Each of the putative challenging teams is responding in a different way to the circumstances. Team Germany will begin laying off its sailors at the end of the month (but they may get new contracts if they race in the proposed Version 5 series, which they seem to be prime motivators behind). That includes Sport Director, Joechen Schuemann, who must be dead pleased he left Alinghi for the German challenge. Michael Scheeren, the team’s owner, was quoted by German magazine Focus as saying, ‘A certain number of contracts, including Jochen Schuemann's, expires on March 31 and we will not be extended. We cannot continue to finance a large team without knowing more about where the America's Cup will take place in 2011.’

So Schuemann and his mates have headed off to race TP52s with Harm Muller-Spreer's Platoon. Muller-Spreer has gone from steering his own boat and racing with a few mates, to a fully cocked pseudo-Cup programme in the space of two seasons. And this quote from the Adonnante article gives you an idea of how those changes might play out in the wider TP52 class:

‘The only thing about the MedCup circuit that, honestly, bothers me is that- it is going to be very professional of course - we have to take care that is not taking off like the Formula 1 motor racing where one guy, Bernie Ecclestone, is dominating everything. The MedCup is a business for some, it is about earning money, but my feeling is that they have to ask the owners of the boats a little more, because without the owners and the teams there is no MedCup… At the end it is private owners who are pushing it forwards and these professional teams are coming forward. At the beginning it was the King of Spain, and guys like this, and you have to keep asking them as well.’

I talked about the possible impact the Cup hiatus might have on the TP52s back on January 2nd, and here’s evidence of the pressure it is putting the owners under. Watch this space.

But it’s the response of Emirates Team New Zealand (ETNZ) to their predicament that has caused the most excitement of late. They have also been laying off staff – nearly a third of the team so far. Then, at the beginning of March, the Kiwis lodged their own set of papers with the New York Courts, in two separate cases. In the first, SNG, Team Alinghi, Ernesto Bertarelli and America's Cup Management (ACM) are all charged in the New York State Supreme Court with breach of contract in not organising an America’s Cup in 2009 – for which ETNZ claim they had a binding agreement (Justice Cahn has been assigned to this case).

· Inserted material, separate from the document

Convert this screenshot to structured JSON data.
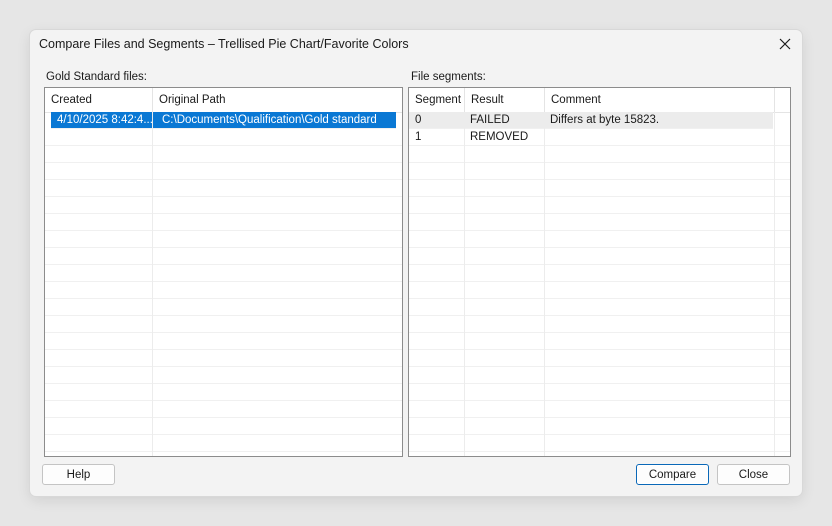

And just for good measure, there’s an anti-trust case in the US District Court for the Southern District of New York, against the same group, over the way they have handled organizing the Cup so far, and the pretty pass to which it has brought us all. Dalton and co want damages in excess of US$12 million - Alinghi were quick to respond and Dalton explained the background in an interview in which the - previously very pro-Alinghi and partisan - BYM website agreed that CNEV was not a valid yacht club....

Once again, Cory Friedman waded into the breach, with Part 17, and Friedman’s conclusion was… don’t hold your breath. None of this is going to get settled any time soon, and almost certainly not before the main GGYC v SNG case. If you want to know why, I’ll refer you to Part 17, 'cos I’m going to leave it right there. Hell will freeze over before we see another Cup match at this rate of progress...

But come October, there will be guys racing around the planet at Mach 3 with their ass on fire, and it’s going to be a whole lot more interesting than this - did I mention I’m going to be writing for the Volvo Ocean Race? Now that is something we can all get excited about....

Mark Chisnell ©